Miranda Danielson wanted to go out for track and field when she was 16, which meant she needed a physical.
She seemed to be in good physical condition, and although she had been losing weight, that wasn't concerning since it was something she had been working on.
"My physical went great," said Danielson, who lives in Carlos. "I felt great. I felt normal."
As she was heading home from her appointment, however, she received a call from her doctor who told her, "Don't freak out."
Danielson let out a little chuckle at the memory, adding that good news doesn't follow a statement like that. She was directed to go to Children's Hospital in the Twin Cities, and that she had to go immediately.
"I was told if I couldn't get a ride, they had a helicopter waiting for me," said Danielson.
She didn't need the helicopter, instead driving down with her mom, sister and grandma.
After arriving at the hospital that night, the diagnosis was confirmed - she had Type 1 diabetes. That was on Jan. 26, 2017.
"My blood sugar level (number) was off the scale," said Danielson. "The top of the scale is 600 and mine wasn't reading any number, it just read 'high.' Normal range is around 90 and usually symptoms start when the number is around 200."
For Danielson, there were no symptoms. She didn't feel sick. She didn't urinate a lot. She wasn't lethargic or always tired. She wasn't excessively thirsty. She felt normal, like nothing was wrong.
After a four-day stay in the hospital, Danielson was discharged. And now, nearly two years later, her diabetes is for the most part under control. But it's not without help - from her glucose monitor to insulin and now, her new diabetes service dog, Kenai.
Danielson has what is known as hyperglycemic and hypoglycemic unawareness, which she said means she doesn't feel or know when her blood sugar level goes too high or too low.
"It's really scary and not really common," she said. "When it goes high or low, I feel absolutely nothing."

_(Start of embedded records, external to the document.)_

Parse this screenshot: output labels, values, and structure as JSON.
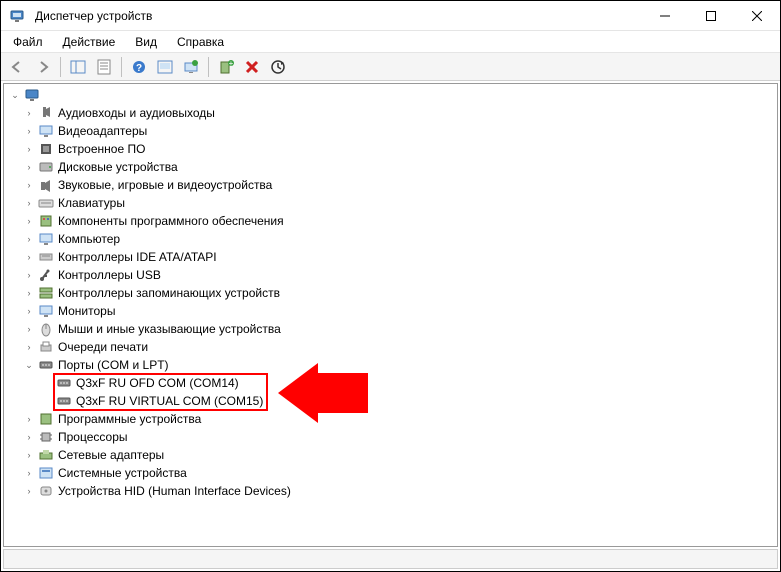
{
  "window": {
    "title": "Диспетчер устройств"
  },
  "menu": {
    "items": [
      "Файл",
      "Действие",
      "Вид",
      "Справка"
    ]
  },
  "toolbar": {
    "buttons": [
      "back",
      "forward",
      "sep",
      "show-hide",
      "properties",
      "sep",
      "help",
      "update",
      "uninstall",
      "scan",
      "sep",
      "add-legacy",
      "remove",
      "refresh-circle"
    ]
  },
  "tree": {
    "root": {
      "expanded": true,
      "icon": "computer",
      "children": [
        {
          "icon": "audio",
          "label": "Аудиовходы и аудиовыходы",
          "expandable": true
        },
        {
          "icon": "display",
          "label": "Видеоадаптеры",
          "expandable": true
        },
        {
          "icon": "firmware",
          "label": "Встроенное ПО",
          "expandable": true
        },
        {
          "icon": "disk",
          "label": "Дисковые устройства",
          "expandable": true
        },
        {
          "icon": "media",
          "label": "Звуковые, игровые и видеоустройства",
          "expandable": true
        },
        {
          "icon": "keyboard",
          "label": "Клавиатуры",
          "expandable": true
        },
        {
          "icon": "software",
          "label": "Компоненты программного обеспечения",
          "expandable": true
        },
        {
          "icon": "monitor",
          "label": "Компьютер",
          "expandable": true
        },
        {
          "icon": "ide",
          "label": "Контроллеры IDE ATA/ATAPI",
          "expandable": true
        },
        {
          "icon": "usb",
          "label": "Контроллеры USB",
          "expandable": true
        },
        {
          "icon": "storage",
          "label": "Контроллеры запоминающих устройств",
          "expandable": true
        },
        {
          "icon": "monitor2",
          "label": "Мониторы",
          "expandable": true
        },
        {
          "icon": "mouse",
          "label": "Мыши и иные указывающие устройства",
          "expandable": true
        },
        {
          "icon": "printq",
          "label": "Очереди печати",
          "expandable": true
        },
        {
          "icon": "ports",
          "label": "Порты (COM и LPT)",
          "expandable": true,
          "expanded": true,
          "children": [
            {
              "icon": "port",
              "label": "Q3xF RU OFD COM (COM14)",
              "expandable": false,
              "highlighted": true
            },
            {
              "icon": "port",
              "label": "Q3xF RU VIRTUAL COM (COM15)",
              "expandable": false,
              "highlighted": true
            }
          ]
        },
        {
          "icon": "softdev",
          "label": "Программные устройства",
          "expandable": true
        },
        {
          "icon": "cpu",
          "label": "Процессоры",
          "expandable": true
        },
        {
          "icon": "network",
          "label": "Сетевые адаптеры",
          "expandable": true
        },
        {
          "icon": "system",
          "label": "Системные устройства",
          "expandable": true
        },
        {
          "icon": "hid",
          "label": "Устройства HID (Human Interface Devices)",
          "expandable": true
        }
      ]
    }
  },
  "annotation": {
    "arrow_color": "#ff0000"
  }
}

Due to the need to constantly check her blood sugar levels, Danielson uses the Dexcom continuous glucose monitoring system that tracks her levels 24 hours a day and sends readings, via Bluetooth, to her cell phone. She has a tiny sensor wire inserted just under her skin, held in place by an adhesive patch, that takes readings and then sends the data to her phone.
An asset to her health
The monitor is essential to Danielson's health, but the service dog she has had since Dec. 6 is an added asset. Diabetic service dogs are not a requirement, she said. They are optional and an option she feels strongly about.
Kenai, a 1-year-old purebred Siberian husky, was trained to detect through the scent of Danielson's breath whether her blood sugar levels are within range. If he detects something is awry, Kenai will alert Danielson by pawing at her. If she were to ignore him, he is trained to alert those around her by pawing at them.
He will keep pawing until Danielson signifies to him that she checked her blood sugar and, if need be, took her insulin. She lets him know everything is taken care of by giving the command, "All done." He usually gets a treat as well, to let him know he did a good job.
"He is an amazing dog," she said. "He doesn't miss it when my blood sugar is too low or high and will often alert me before something happens and then I can fix it right away."
Danielson continually trains Kenai by playing scent games, using cotton balls with her scent for him to find. When she knows her numbers are either too high or too low, she sucks on a cotton ball and freezes it. A chemical in her blood changes when her numbers are out of range and Kenai can detect those changes by the smell of her breath.
Prior to getting Kenai, Danielson said her numbers were in range between 30-40 percent of the time.
"Since getting Kenai, my numbers are in range 80 to 90 percent of the time," she said. "They have improved so much since getting him."
Out of pocket expense
Because diabetic service dogs are not required, they are not covered by insurance and their costs are all out-of-pocket, explained Danielson, noting that this type of service animal costs from $15,000-$20,000. The family put down a deposit of around $8,000, and has roughly two years to come up with the rest.
Because of the costs, Danielson started a GoFundMe page and has had a couple of fundraisers, but more funds are needed. The GoFundMe page is still active and Danielson said people can still donate. She has appreciated all the support she has received so far.
Although the dog is optional, Danielson said she doesn't know what she would do without Kenai, as he goes everywhere with her and will be heading to college with her when the time comes.
"He is my constant reminder to be careful," she said.